**Task description**
Every line of the material is to be quoted verbatim, minus the pictures.

**Extracted records**
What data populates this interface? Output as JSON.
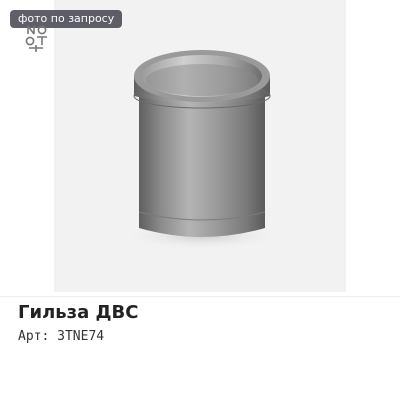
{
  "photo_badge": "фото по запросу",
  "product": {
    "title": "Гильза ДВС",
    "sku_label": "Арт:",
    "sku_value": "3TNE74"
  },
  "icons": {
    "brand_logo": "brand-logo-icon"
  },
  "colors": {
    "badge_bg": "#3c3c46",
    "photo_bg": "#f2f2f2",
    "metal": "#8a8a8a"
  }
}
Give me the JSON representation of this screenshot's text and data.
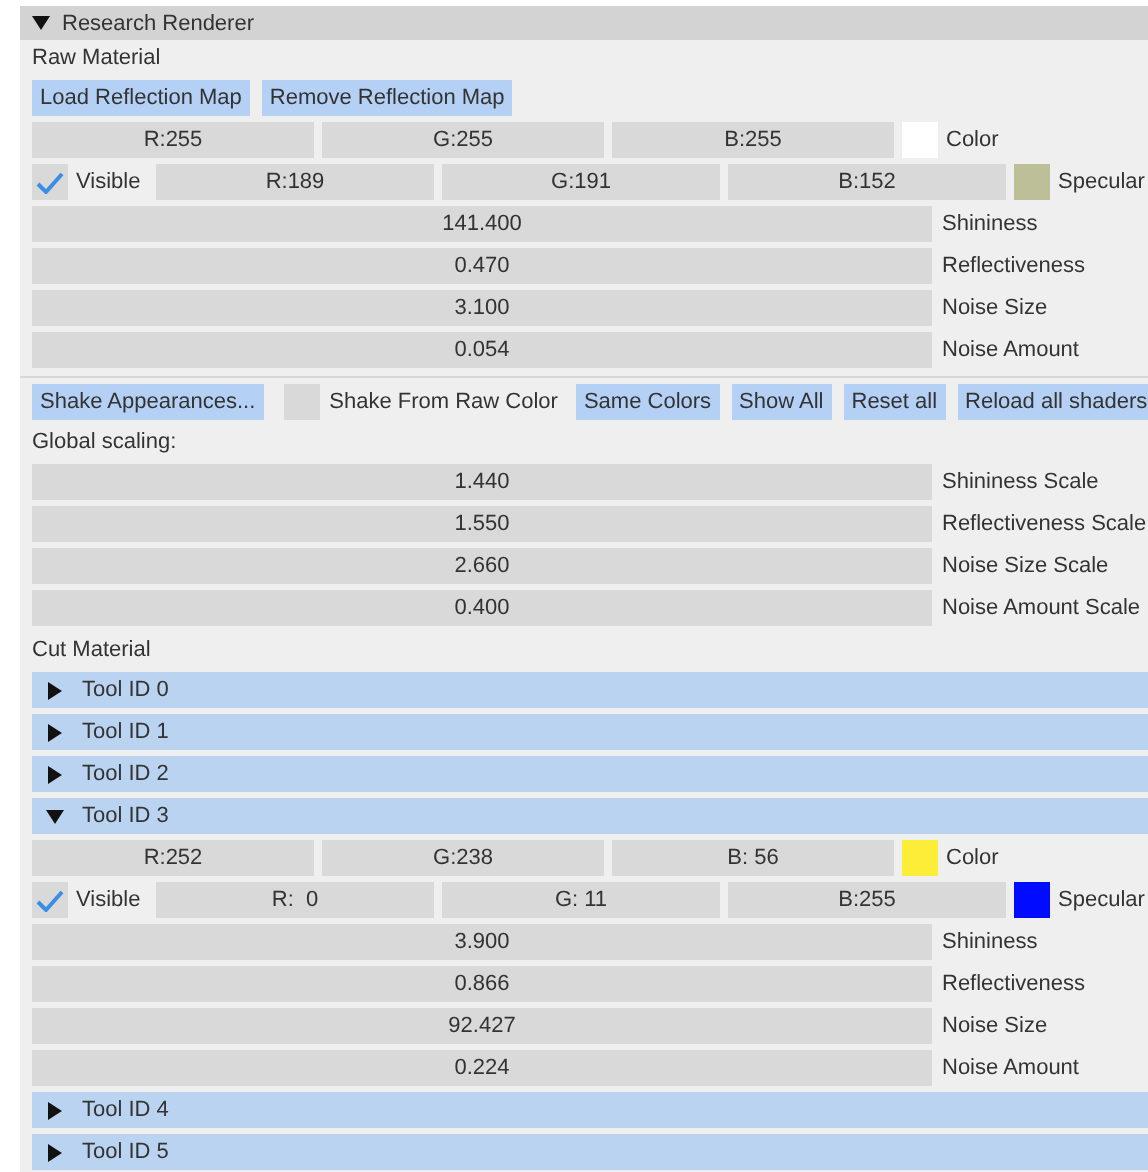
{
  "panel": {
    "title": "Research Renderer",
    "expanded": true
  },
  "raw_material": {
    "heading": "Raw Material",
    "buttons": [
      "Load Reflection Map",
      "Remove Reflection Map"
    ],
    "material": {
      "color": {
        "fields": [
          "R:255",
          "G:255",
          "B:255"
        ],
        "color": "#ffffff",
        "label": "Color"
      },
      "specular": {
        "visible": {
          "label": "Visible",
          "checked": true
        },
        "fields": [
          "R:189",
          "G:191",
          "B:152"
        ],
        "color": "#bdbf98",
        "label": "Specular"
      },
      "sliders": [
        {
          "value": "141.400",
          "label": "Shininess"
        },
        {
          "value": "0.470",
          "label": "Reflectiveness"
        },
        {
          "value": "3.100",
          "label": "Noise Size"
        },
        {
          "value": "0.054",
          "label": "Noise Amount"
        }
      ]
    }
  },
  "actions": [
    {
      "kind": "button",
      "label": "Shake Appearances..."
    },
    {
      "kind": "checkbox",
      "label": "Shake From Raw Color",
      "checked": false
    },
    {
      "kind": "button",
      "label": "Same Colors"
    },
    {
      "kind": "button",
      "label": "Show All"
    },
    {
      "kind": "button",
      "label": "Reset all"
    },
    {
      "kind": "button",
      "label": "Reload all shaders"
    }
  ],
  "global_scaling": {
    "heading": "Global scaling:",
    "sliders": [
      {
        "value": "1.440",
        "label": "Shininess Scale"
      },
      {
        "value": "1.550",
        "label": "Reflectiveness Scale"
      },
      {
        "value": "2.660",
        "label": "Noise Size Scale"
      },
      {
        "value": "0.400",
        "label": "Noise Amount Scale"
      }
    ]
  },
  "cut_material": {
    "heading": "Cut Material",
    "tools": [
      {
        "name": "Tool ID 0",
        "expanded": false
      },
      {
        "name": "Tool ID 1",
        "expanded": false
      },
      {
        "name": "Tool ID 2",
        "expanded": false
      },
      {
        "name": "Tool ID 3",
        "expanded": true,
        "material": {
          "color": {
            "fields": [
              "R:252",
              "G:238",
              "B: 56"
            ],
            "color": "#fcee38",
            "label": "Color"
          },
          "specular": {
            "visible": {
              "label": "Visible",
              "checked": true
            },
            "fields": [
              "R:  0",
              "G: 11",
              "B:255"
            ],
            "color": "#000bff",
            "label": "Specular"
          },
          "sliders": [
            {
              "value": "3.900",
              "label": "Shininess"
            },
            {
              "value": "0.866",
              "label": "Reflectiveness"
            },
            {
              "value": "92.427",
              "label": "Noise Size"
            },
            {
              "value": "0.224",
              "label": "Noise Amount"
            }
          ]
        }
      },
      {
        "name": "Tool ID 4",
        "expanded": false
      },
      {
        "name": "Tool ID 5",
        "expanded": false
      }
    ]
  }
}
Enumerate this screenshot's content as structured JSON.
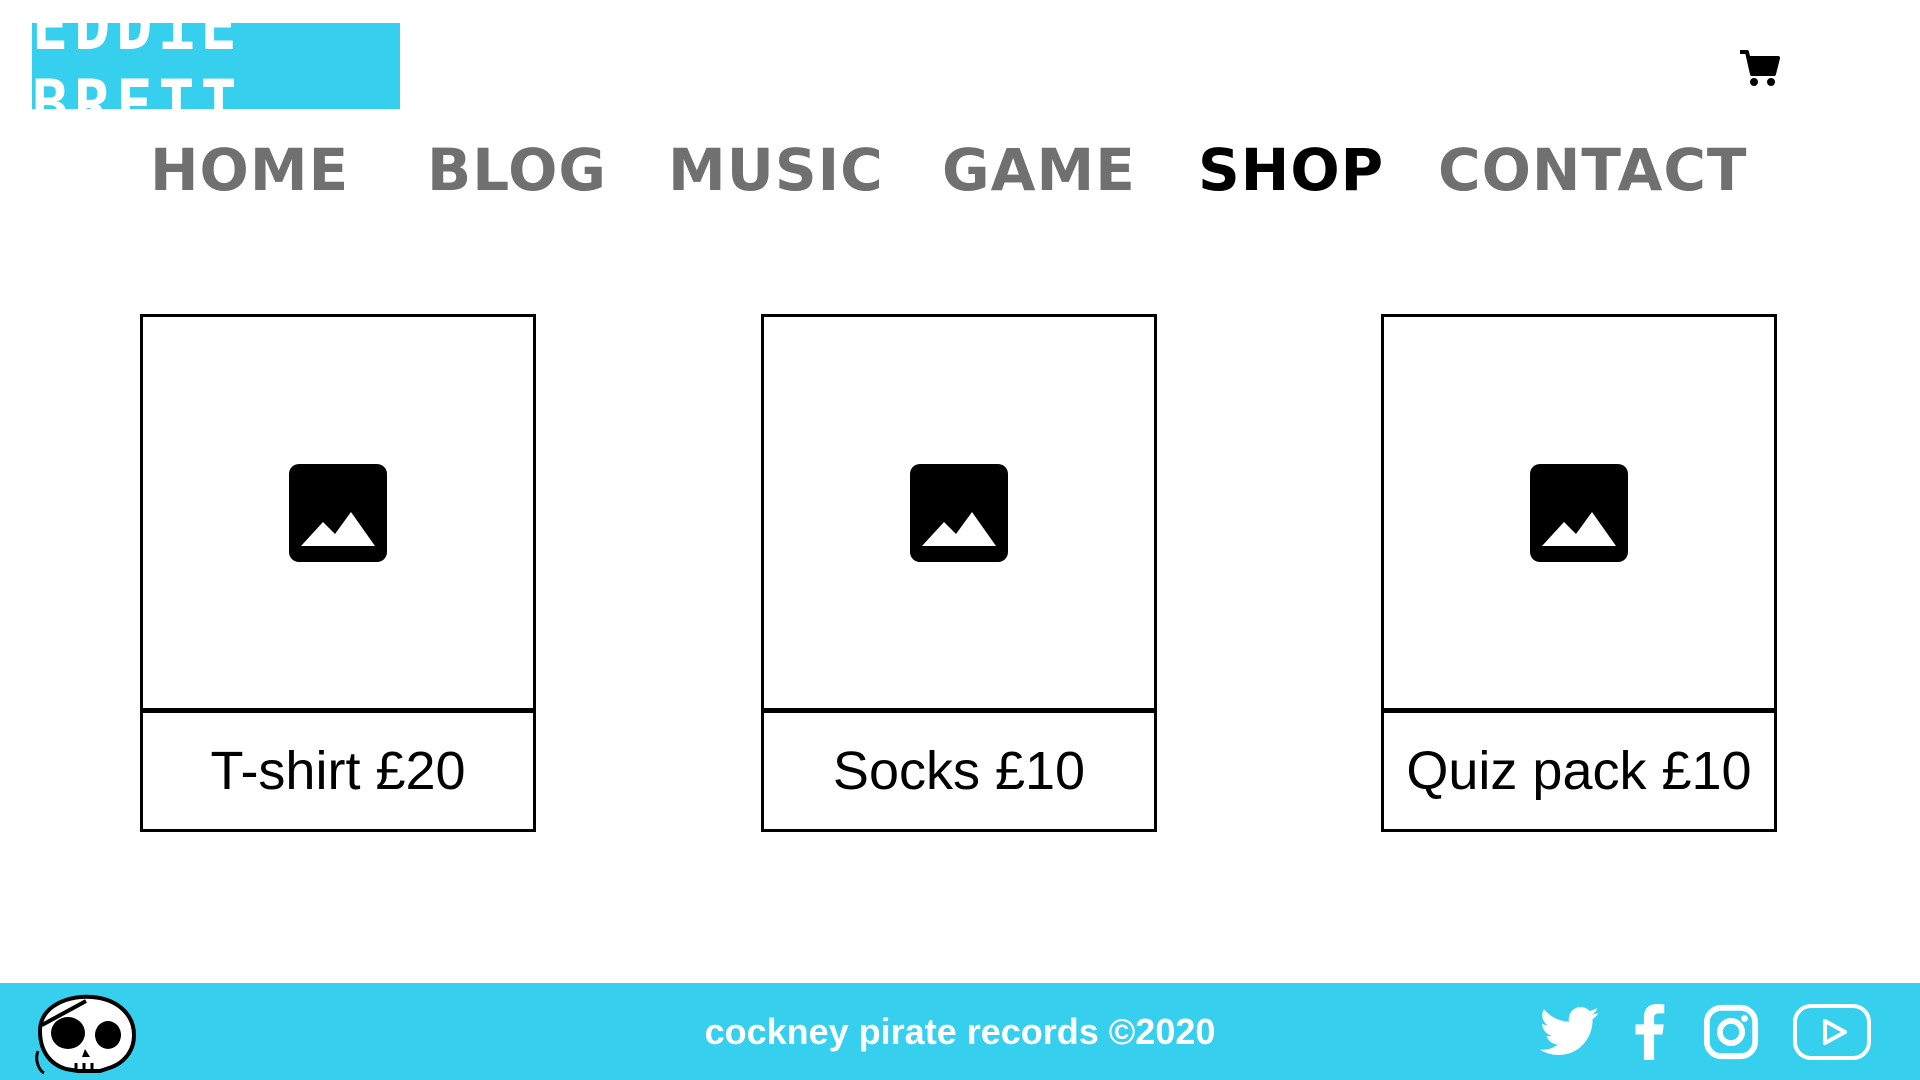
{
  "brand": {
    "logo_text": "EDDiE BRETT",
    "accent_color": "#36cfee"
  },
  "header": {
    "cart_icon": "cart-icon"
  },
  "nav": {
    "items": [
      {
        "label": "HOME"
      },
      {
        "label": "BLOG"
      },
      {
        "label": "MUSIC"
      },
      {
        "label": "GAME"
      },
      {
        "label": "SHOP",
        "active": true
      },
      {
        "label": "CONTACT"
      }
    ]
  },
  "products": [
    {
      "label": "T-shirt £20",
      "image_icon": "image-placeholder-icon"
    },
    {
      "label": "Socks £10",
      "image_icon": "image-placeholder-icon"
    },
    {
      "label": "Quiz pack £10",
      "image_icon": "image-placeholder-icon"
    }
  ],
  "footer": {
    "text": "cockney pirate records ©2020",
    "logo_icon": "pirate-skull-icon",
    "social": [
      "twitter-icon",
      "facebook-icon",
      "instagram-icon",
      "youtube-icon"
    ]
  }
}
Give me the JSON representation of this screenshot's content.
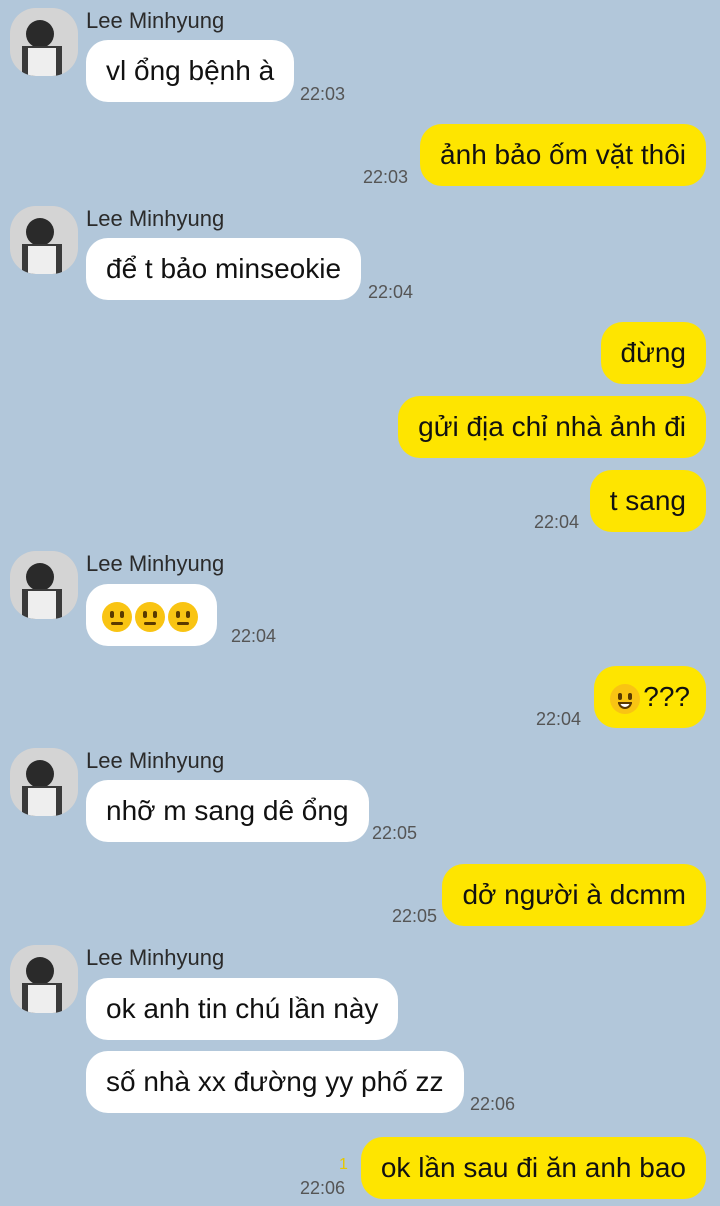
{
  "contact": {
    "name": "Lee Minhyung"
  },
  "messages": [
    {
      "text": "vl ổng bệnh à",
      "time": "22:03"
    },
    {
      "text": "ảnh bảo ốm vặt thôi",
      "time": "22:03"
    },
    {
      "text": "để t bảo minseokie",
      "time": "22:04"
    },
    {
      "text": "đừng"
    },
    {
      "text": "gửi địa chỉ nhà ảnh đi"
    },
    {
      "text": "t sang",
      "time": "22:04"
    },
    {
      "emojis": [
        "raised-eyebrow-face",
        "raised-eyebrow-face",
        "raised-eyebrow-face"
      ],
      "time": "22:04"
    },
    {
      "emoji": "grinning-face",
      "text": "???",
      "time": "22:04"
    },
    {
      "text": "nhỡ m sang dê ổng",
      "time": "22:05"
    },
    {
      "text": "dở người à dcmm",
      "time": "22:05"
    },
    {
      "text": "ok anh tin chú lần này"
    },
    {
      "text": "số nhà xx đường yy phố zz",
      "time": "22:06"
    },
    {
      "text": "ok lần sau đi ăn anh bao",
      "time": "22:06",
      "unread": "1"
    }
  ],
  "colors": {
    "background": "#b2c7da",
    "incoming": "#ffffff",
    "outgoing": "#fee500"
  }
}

**Output**
What data populates this interface? Output as JSON.
{
  "photo_badge": "фото по запросу",
  "product": {
    "title": "Гильза ДВС",
    "sku_label": "Арт:",
    "sku_value": "3TNE74"
  },
  "icons": {
    "brand_logo": "brand-logo-icon"
  },
  "colors": {
    "badge_bg": "#3c3c46",
    "photo_bg": "#f2f2f2",
    "metal": "#8a8a8a"
  }
}
Give me the JSON representation of this screenshot's text and data.
{
  "panel": {
    "title": "Research Renderer",
    "expanded": true
  },
  "raw_material": {
    "heading": "Raw Material",
    "buttons": [
      "Load Reflection Map",
      "Remove Reflection Map"
    ],
    "material": {
      "color": {
        "fields": [
          "R:255",
          "G:255",
          "B:255"
        ],
        "color": "#ffffff",
        "label": "Color"
      },
      "specular": {
        "visible": {
          "label": "Visible",
          "checked": true
        },
        "fields": [
          "R:189",
          "G:191",
          "B:152"
        ],
        "color": "#bdbf98",
        "label": "Specular"
      },
      "sliders": [
        {
          "value": "141.400",
          "label": "Shininess"
        },
        {
          "value": "0.470",
          "label": "Reflectiveness"
        },
        {
          "value": "3.100",
          "label": "Noise Size"
        },
        {
          "value": "0.054",
          "label": "Noise Amount"
        }
      ]
    }
  },
  "actions": [
    {
      "kind": "button",
      "label": "Shake Appearances..."
    },
    {
      "kind": "checkbox",
      "label": "Shake From Raw Color",
      "checked": false
    },
    {
      "kind": "button",
      "label": "Same Colors"
    },
    {
      "kind": "button",
      "label": "Show All"
    },
    {
      "kind": "button",
      "label": "Reset all"
    },
    {
      "kind": "button",
      "label": "Reload all shaders"
    }
  ],
  "global_scaling": {
    "heading": "Global scaling:",
    "sliders": [
      {
        "value": "1.440",
        "label": "Shininess Scale"
      },
      {
        "value": "1.550",
        "label": "Reflectiveness Scale"
      },
      {
        "value": "2.660",
        "label": "Noise Size Scale"
      },
      {
        "value": "0.400",
        "label": "Noise Amount Scale"
      }
    ]
  },
  "cut_material": {
    "heading": "Cut Material",
    "tools": [
      {
        "name": "Tool ID 0",
        "expanded": false
      },
      {
        "name": "Tool ID 1",
        "expanded": false
      },
      {
        "name": "Tool ID 2",
        "expanded": false
      },
      {
        "name": "Tool ID 3",
        "expanded": true,
        "material": {
          "color": {
            "fields": [
              "R:252",
              "G:238",
              "B: 56"
            ],
            "color": "#fcee38",
            "label": "Color"
          },
          "specular": {
            "visible": {
              "label": "Visible",
              "checked": true
            },
            "fields": [
              "R:  0",
              "G: 11",
              "B:255"
            ],
            "color": "#000bff",
            "label": "Specular"
          },
          "sliders": [
            {
              "value": "3.900",
              "label": "Shininess"
            },
            {
              "value": "0.866",
              "label": "Reflectiveness"
            },
            {
              "value": "92.427",
              "label": "Noise Size"
            },
            {
              "value": "0.224",
              "label": "Noise Amount"
            }
          ]
        }
      },
      {
        "name": "Tool ID 4",
        "expanded": false
      },
      {
        "name": "Tool ID 5",
        "expanded": false
      }
    ]
  }
}
Enumerate this screenshot's content as structured JSON.
{
  "brand": {
    "logo_text": "EDDiE BRETT",
    "accent_color": "#36cfee"
  },
  "header": {
    "cart_icon": "cart-icon"
  },
  "nav": {
    "items": [
      {
        "label": "HOME"
      },
      {
        "label": "BLOG"
      },
      {
        "label": "MUSIC"
      },
      {
        "label": "GAME"
      },
      {
        "label": "SHOP",
        "active": true
      },
      {
        "label": "CONTACT"
      }
    ]
  },
  "products": [
    {
      "label": "T-shirt £20",
      "image_icon": "image-placeholder-icon"
    },
    {
      "label": "Socks £10",
      "image_icon": "image-placeholder-icon"
    },
    {
      "label": "Quiz pack £10",
      "image_icon": "image-placeholder-icon"
    }
  ],
  "footer": {
    "text": "cockney pirate records ©2020",
    "logo_icon": "pirate-skull-icon",
    "social": [
      "twitter-icon",
      "facebook-icon",
      "instagram-icon",
      "youtube-icon"
    ]
  }
}
Give me the JSON representation of this screenshot's content.
{
  "contact": {
    "name": "Lee Minhyung"
  },
  "messages": [
    {
      "text": "vl ổng bệnh à",
      "time": "22:03"
    },
    {
      "text": "ảnh bảo ốm vặt thôi",
      "time": "22:03"
    },
    {
      "text": "để t bảo minseokie",
      "time": "22:04"
    },
    {
      "text": "đừng"
    },
    {
      "text": "gửi địa chỉ nhà ảnh đi"
    },
    {
      "text": "t sang",
      "time": "22:04"
    },
    {
      "emojis": [
        "raised-eyebrow-face",
        "raised-eyebrow-face",
        "raised-eyebrow-face"
      ],
      "time": "22:04"
    },
    {
      "emoji": "grinning-face",
      "text": "???",
      "time": "22:04"
    },
    {
      "text": "nhỡ m sang dê ổng",
      "time": "22:05"
    },
    {
      "text": "dở người à dcmm",
      "time": "22:05"
    },
    {
      "text": "ok anh tin chú lần này"
    },
    {
      "text": "số nhà xx đường yy phố zz",
      "time": "22:06"
    },
    {
      "text": "ok lần sau đi ăn anh bao",
      "time": "22:06",
      "unread": "1"
    }
  ],
  "colors": {
    "background": "#b2c7da",
    "incoming": "#ffffff",
    "outgoing": "#fee500"
  }
}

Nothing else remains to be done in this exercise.